To date I’ve used the follow focus on high pressure corporate shoots and more tightly choreographed short film projects. It has excelled in both situations and has allowed me to shoot some great footage, often with complicated focus marks and movements. On a shoot last week I had five focus marks to hit whilst pulling off a slide movement at the same time. The follow focus enabled me to grab the shot every take.

Canon 5D Mark III with Ace Accessories

If I’m perfectly honest before I got the Ace matte box in my hands I would have said that I probably couldn’t get too excited about this type of product. As a DSLR user, I haven’t previously found much use for one having never owned any 4 x 4 or 4 x 5.65 filters. However, on a recent pilot shoot for a crowd-funded feature film I knew I had some challenging exterior locations and I also had the need to remove reflections when shooting into and through windows.

I purchased a Tiffen 4×4 polariser from eBay safe in the knowledge I not only had a rig with the appropriate frames for this, but also includes an ingenious feature which had the potential to save me a lot of time on set. This is a 180° rotating frame which eliminates the need to remove the frame and turn the filter 90° to achieve the right filtration. In this way I was able to quickly and simply adjust the effect my polariser had on my shots.

Sachtler Ace Matte Box

The polariser positioned at a 45 degree angle using the Sachtler mattebox’s rotating frame.

The baseplate was another part of the Ace Accessories range that I couldn’t initially drum up much enthusiasm for. After all, you slide your camera plate into it, right… so what’s new? Having tried it, there are two things I love about it. First, it fastens to your rails with just one adjustment lever, allowing for faster rig changes and tweaks. Secondly, as a user of the 5D Mark III, Canon 1DC and Canon C300, the easy height adjustment proved invaluable. This feature allows me to use the rig with a variety of cameras of differing designs, sizes, shapes and weights. On a multi-camera shoot I would be able to use the rig with a Mark III and quickly swap over to the C300 if I needed to, without any complication.

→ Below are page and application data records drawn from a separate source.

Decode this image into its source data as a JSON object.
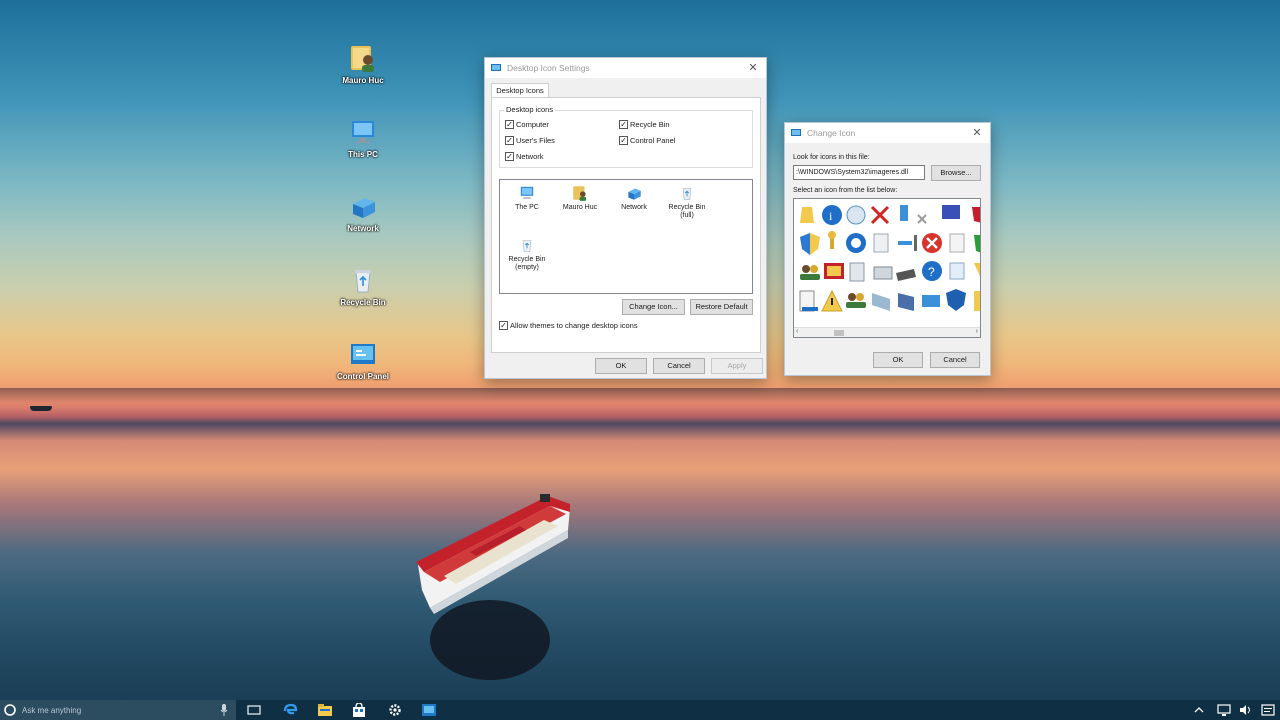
{
  "desktop": {
    "icons": [
      {
        "name": "user-files",
        "label": "Mauro Huc"
      },
      {
        "name": "this-pc",
        "label": "This PC"
      },
      {
        "name": "network",
        "label": "Network"
      },
      {
        "name": "recycle-bin",
        "label": "Recycle Bin"
      },
      {
        "name": "control-panel",
        "label": "Control Panel"
      }
    ]
  },
  "dialog_settings": {
    "title": "Desktop Icon Settings",
    "tab": "Desktop Icons",
    "group_label": "Desktop icons",
    "checkboxes": [
      {
        "label": "Computer",
        "checked": true
      },
      {
        "label": "Recycle Bin",
        "checked": true
      },
      {
        "label": "User's Files",
        "checked": true
      },
      {
        "label": "Control Panel",
        "checked": true
      },
      {
        "label": "Network",
        "checked": true
      }
    ],
    "icons": [
      {
        "label": "The PC"
      },
      {
        "label": "Mauro Huc"
      },
      {
        "label": "Network"
      },
      {
        "label": "Recycle Bin (full)"
      },
      {
        "label": "Recycle Bin (empty)"
      }
    ],
    "change_icon_btn": "Change Icon...",
    "restore_default_btn": "Restore Default",
    "allow_themes_label": "Allow themes to change desktop icons",
    "ok_btn": "OK",
    "cancel_btn": "Cancel",
    "apply_btn": "Apply"
  },
  "dialog_change_icon": {
    "title": "Change Icon",
    "look_label": "Look for icons in this file:",
    "file_path": "%SystemRoot%\\System32\\imageres.dll",
    "file_path_display": ":\\WINDOWS\\System32\\imageres.dll",
    "browse_btn": "Browse...",
    "select_label": "Select an icon from the list below:",
    "ok_btn": "OK",
    "cancel_btn": "Cancel"
  },
  "taskbar": {
    "search_placeholder": "Ask me anything"
  },
  "colors": {
    "taskbar": "#0f3044",
    "accent": "#1e90d6",
    "dialog_bg": "#f0f0f0"
  }
}
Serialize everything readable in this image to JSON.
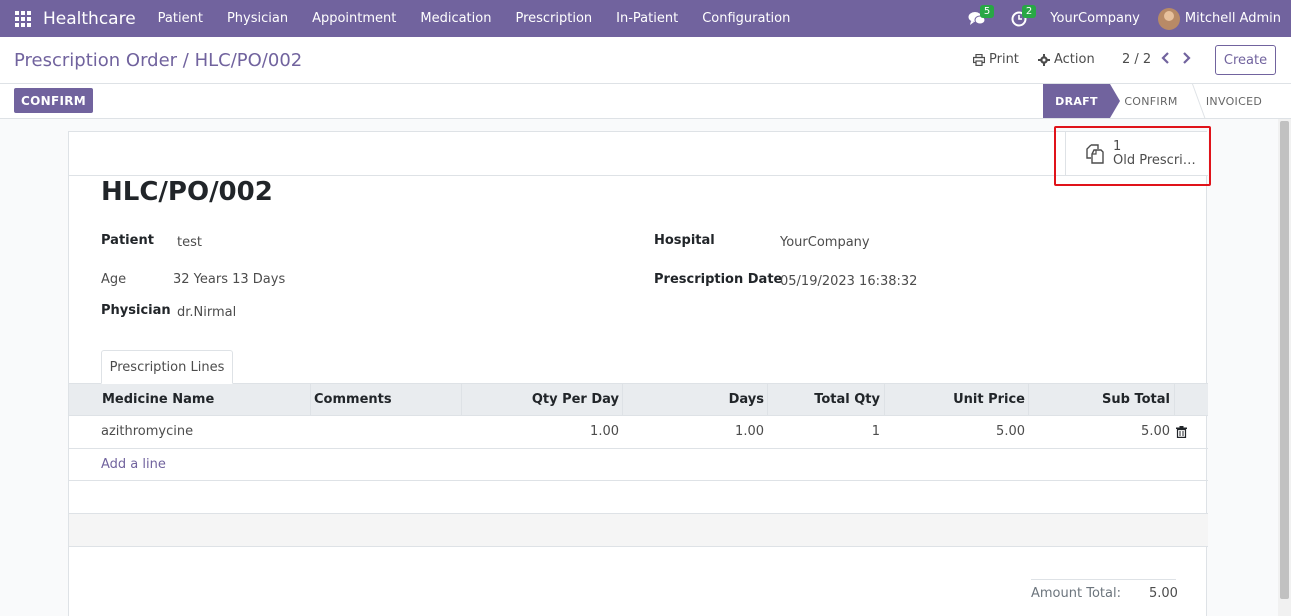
{
  "navbar": {
    "brand": "Healthcare",
    "menu": [
      "Patient",
      "Physician",
      "Appointment",
      "Medication",
      "Prescription",
      "In-Patient",
      "Configuration"
    ],
    "messages_count": "5",
    "activities_count": "2",
    "company": "YourCompany",
    "user": "Mitchell Admin",
    "accent_color": "#71639e"
  },
  "control": {
    "breadcrumb": "Prescription Order / HLC/PO/002",
    "print_label": "Print",
    "action_label": "Action",
    "pager": "2 / 2",
    "create_label": "Create"
  },
  "statusbar": {
    "confirm_button": "CONFIRM",
    "stages": [
      "DRAFT",
      "CONFIRM",
      "INVOICED"
    ],
    "active_stage": "DRAFT"
  },
  "smart_button": {
    "count": "1",
    "label": "Old Prescri…"
  },
  "form": {
    "title": "HLC/PO/002",
    "patient_label": "Patient",
    "patient_value": "test",
    "age_label": "Age",
    "age_value": "32 Years 13 Days",
    "physician_label": "Physician",
    "physician_value": "dr.Nirmal",
    "hospital_label": "Hospital",
    "hospital_value": "YourCompany",
    "date_label": "Prescription Date",
    "date_value": "05/19/2023 16:38:32"
  },
  "tab": {
    "label": "Prescription Lines"
  },
  "table": {
    "columns": [
      "Medicine Name",
      "Comments",
      "Qty Per Day",
      "Days",
      "Total Qty",
      "Unit Price",
      "Sub Total"
    ],
    "rows": [
      {
        "medicine": "azithromycine",
        "comments": "",
        "qty_per_day": "1.00",
        "days": "1.00",
        "total_qty": "1",
        "unit_price": "5.00",
        "sub_total": "5.00"
      }
    ],
    "add_line": "Add a line"
  },
  "totals": {
    "label": "Amount Total:",
    "value": "5.00"
  }
}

My feedback on the Ace Accessories isn’t all praise as, at times, I have had to wrestle with some of the finer details of using the rig. The main hurdle to overcome is that if you have some relatively small lenses (I have the Canon EF 50mm /f1.4 for example) then it can be slightly fiddly to get all of the elements on the rails to line up, also bringing the camera close enough to the mattebox can be quite a challenge. The main mechanism of the follow focus is quite wide, this means sometimes it is the follow focus that determines the distance from the mattebox to the camera, not the lens. This isn’t a huge issue, and after a minute or two tweaking the different accessories I got the set up I wanted. I’m told that the width of follow focus is due to the advanced mechanism inside (it is silky smooth and without a single flaw in operation) so I can quite easily forgive this minor issue 😉

For more information on Sachtler’s Ace Accessories range head to Sachtler.com

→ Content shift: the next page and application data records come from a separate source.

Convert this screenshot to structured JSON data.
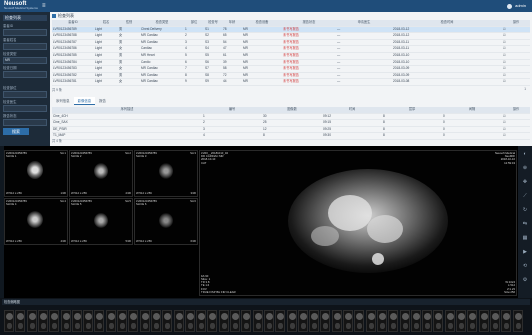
{
  "app": {
    "name": "Neusoft",
    "subtitle": "Neusoft Medical Systems"
  },
  "user": {
    "name": "admin"
  },
  "sidebar": {
    "title": "检查列表",
    "fields": [
      {
        "label": "患者ID",
        "value": ""
      },
      {
        "label": "患者姓名",
        "value": ""
      },
      {
        "label": "检查类型",
        "value": "MR"
      },
      {
        "label": "检查日期",
        "value": ""
      },
      {
        "label": "检查部位",
        "value": ""
      },
      {
        "label": "检查医生",
        "value": ""
      },
      {
        "label": "报告状态",
        "value": ""
      }
    ],
    "search_label": "搜索"
  },
  "study_panel": {
    "title": "检查列表",
    "columns": [
      "患者ID",
      "姓名",
      "性别",
      "检查类型",
      "部位",
      "检查号",
      "年龄",
      "检查设备",
      "报告状态",
      "申请医生",
      "检查时间",
      "操作"
    ],
    "rows": [
      [
        "LVR0123456789",
        "Light",
        "男",
        "Chest Delivery",
        "1",
        "S1",
        "78",
        "MR",
        "未书写报告",
        "—",
        "2018-03-12",
        "☑"
      ],
      [
        "LVR0123456788",
        "Light",
        "女",
        "MR Cardiac",
        "2",
        "S2",
        "65",
        "MR",
        "未书写报告",
        "—",
        "2018-03-12",
        "☑"
      ],
      [
        "LVR0123456787",
        "Light",
        "男",
        "MR Cardiac",
        "3",
        "S3",
        "54",
        "MR",
        "未书写报告",
        "—",
        "2018-03-11",
        "☑"
      ],
      [
        "LVR0123456786",
        "Light",
        "女",
        "Cardiac",
        "4",
        "S4",
        "47",
        "MR",
        "未书写报告",
        "—",
        "2018-03-11",
        "☑"
      ],
      [
        "LVR0123456785",
        "Light",
        "男",
        "MR Heart",
        "5",
        "S5",
        "61",
        "MR",
        "未书写报告",
        "—",
        "2018-03-10",
        "☑"
      ],
      [
        "LVR0123456784",
        "Light",
        "男",
        "Cardio",
        "6",
        "S6",
        "39",
        "MR",
        "未书写报告",
        "—",
        "2018-03-10",
        "☑"
      ],
      [
        "LVR0123456783",
        "Light",
        "女",
        "MR Cardiac",
        "7",
        "S7",
        "58",
        "MR",
        "未书写报告",
        "—",
        "2018-03-09",
        "☑"
      ],
      [
        "LVR0123456782",
        "Light",
        "男",
        "MR Cardiac",
        "8",
        "S8",
        "72",
        "MR",
        "未书写报告",
        "—",
        "2018-03-09",
        "☑"
      ],
      [
        "LVR0123456781",
        "Light",
        "女",
        "MR Cardiac",
        "9",
        "S9",
        "44",
        "MR",
        "未书写报告",
        "—",
        "2018-03-08",
        "☑"
      ]
    ],
    "pager_left": "共 9 条",
    "pager_right": "1"
  },
  "series_panel": {
    "tabs": [
      "序列信息",
      "影像信息",
      "报告"
    ],
    "columns": [
      "序列描述",
      "编号",
      "图像数",
      "时间",
      "层厚",
      "间隔",
      "操作"
    ],
    "rows": [
      [
        "Cine_4CH",
        "1",
        "30",
        "09:12",
        "8",
        "0",
        "☑"
      ],
      [
        "Cine_SAX",
        "2",
        "25",
        "09:15",
        "8",
        "0",
        "☑"
      ],
      [
        "DE_PSIR",
        "3",
        "12",
        "09:25",
        "8",
        "0",
        "☑"
      ],
      [
        "T1_MAP",
        "4",
        "8",
        "09:30",
        "8",
        "0",
        "☑"
      ]
    ],
    "pager_left": "共 4 条"
  },
  "viewer": {
    "cells": [
      {
        "tl": "LVR0123456789\nSLICE 1",
        "tr": "SA 1",
        "bl": "W:512 L:256",
        "br": "1/30"
      },
      {
        "tl": "LVR0123456789\nSLICE 2",
        "tr": "SA 2",
        "bl": "W:512 L:256",
        "br": "2/30"
      },
      {
        "tl": "LVR0123456789\nSLICE 3",
        "tr": "SA 3",
        "bl": "W:512 L:256",
        "br": "3/30"
      },
      {
        "tl": "LVR0123456789\nSLICE 4",
        "tr": "SA 4",
        "bl": "W:512 L:256",
        "br": "4/30"
      },
      {
        "tl": "LVR0123456789\nSLICE 5",
        "tr": "SA 5",
        "bl": "W:512 L:256",
        "br": "5/30"
      },
      {
        "tl": "LVR0123456789\nSLICE 6",
        "tr": "SA 6",
        "bl": "W:512 L:256",
        "br": "6/30"
      }
    ],
    "main": {
      "tl": "LVR0__20181010_02\nDR CARDIAC MR\n2018-10-10\nCAT",
      "tr": "Neusoft Medical\nNeuMRI\n2018-10-10\n12:59:43",
      "bl": "FA:90\nSlice: 1\nTR 3.8\nTE 1.6\nFOV\nTRUE FISP BH FIR CLEAR",
      "br": "W:1024\nL:512\nZ:1.23\nSize:256"
    },
    "thumb_header": "检查缩略图"
  }
}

Watch this space for the upcoming feature film pilot I’m working on – we’ll be looking for crowdfunding and hoping to raise a budget to put the feature into production in 2015.

The Big Chill

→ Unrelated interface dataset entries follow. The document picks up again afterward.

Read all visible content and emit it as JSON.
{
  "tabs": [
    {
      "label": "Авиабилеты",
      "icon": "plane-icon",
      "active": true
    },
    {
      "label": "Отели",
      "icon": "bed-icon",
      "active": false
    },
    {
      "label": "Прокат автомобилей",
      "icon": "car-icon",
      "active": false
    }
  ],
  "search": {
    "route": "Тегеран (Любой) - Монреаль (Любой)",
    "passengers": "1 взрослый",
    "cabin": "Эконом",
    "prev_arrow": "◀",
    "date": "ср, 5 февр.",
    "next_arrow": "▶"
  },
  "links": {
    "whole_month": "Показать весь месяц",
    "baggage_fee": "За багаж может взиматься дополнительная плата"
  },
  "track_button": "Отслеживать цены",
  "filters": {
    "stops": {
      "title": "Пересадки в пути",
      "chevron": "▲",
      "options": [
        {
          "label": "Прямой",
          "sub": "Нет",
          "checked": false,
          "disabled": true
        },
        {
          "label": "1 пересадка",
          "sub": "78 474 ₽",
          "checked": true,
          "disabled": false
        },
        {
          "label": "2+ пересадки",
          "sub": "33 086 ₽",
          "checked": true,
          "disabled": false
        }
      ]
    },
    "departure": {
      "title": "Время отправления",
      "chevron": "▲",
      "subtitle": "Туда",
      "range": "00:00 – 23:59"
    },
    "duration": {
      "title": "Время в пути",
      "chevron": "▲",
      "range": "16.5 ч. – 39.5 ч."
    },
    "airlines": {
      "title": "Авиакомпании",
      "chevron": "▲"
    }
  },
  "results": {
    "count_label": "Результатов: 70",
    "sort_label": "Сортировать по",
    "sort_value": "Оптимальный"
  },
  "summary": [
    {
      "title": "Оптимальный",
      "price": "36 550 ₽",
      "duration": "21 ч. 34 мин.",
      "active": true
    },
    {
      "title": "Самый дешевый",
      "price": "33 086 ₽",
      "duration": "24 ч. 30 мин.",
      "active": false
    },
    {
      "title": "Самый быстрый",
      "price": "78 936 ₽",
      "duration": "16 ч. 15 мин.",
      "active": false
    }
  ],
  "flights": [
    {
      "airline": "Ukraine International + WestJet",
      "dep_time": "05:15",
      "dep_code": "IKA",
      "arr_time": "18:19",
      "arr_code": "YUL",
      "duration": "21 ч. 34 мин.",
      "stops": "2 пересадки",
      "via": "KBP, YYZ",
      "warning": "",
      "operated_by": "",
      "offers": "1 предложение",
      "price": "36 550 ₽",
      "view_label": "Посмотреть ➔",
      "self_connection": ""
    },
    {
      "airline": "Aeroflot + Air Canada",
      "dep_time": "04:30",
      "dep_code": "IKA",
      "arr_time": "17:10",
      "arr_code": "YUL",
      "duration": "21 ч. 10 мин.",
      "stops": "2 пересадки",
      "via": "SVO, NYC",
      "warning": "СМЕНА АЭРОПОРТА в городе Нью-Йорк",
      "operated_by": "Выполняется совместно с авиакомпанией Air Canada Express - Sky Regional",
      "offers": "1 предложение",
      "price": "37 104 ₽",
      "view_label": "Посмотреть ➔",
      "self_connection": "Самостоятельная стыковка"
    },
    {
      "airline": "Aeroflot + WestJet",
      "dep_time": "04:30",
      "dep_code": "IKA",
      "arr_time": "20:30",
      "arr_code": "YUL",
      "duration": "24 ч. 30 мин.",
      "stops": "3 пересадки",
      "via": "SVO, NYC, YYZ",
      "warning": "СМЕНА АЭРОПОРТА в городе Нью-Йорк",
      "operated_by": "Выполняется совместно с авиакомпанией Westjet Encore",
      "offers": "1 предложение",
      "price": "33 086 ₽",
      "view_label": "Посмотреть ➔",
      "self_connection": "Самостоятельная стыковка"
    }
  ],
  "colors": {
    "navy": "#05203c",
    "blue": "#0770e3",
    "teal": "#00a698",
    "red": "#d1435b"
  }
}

4th September 2014
    In 2011 I was asked to photograph The Big Chill festival at Eastnor Castle for Lucozade’s ‘YES’ campaign. One of the bands performing was an intriguing mix of big names from both music and cinema. “The Bullitts” comprise Jeymes Samuel, Lucy Liu, Idris Elba and Jay Electronica. Bar a handful of others I think these are some of the only photos of the band together.
    Note: Please do not use these photographs without my permission. All rights reserved. Copyright: Paul Cook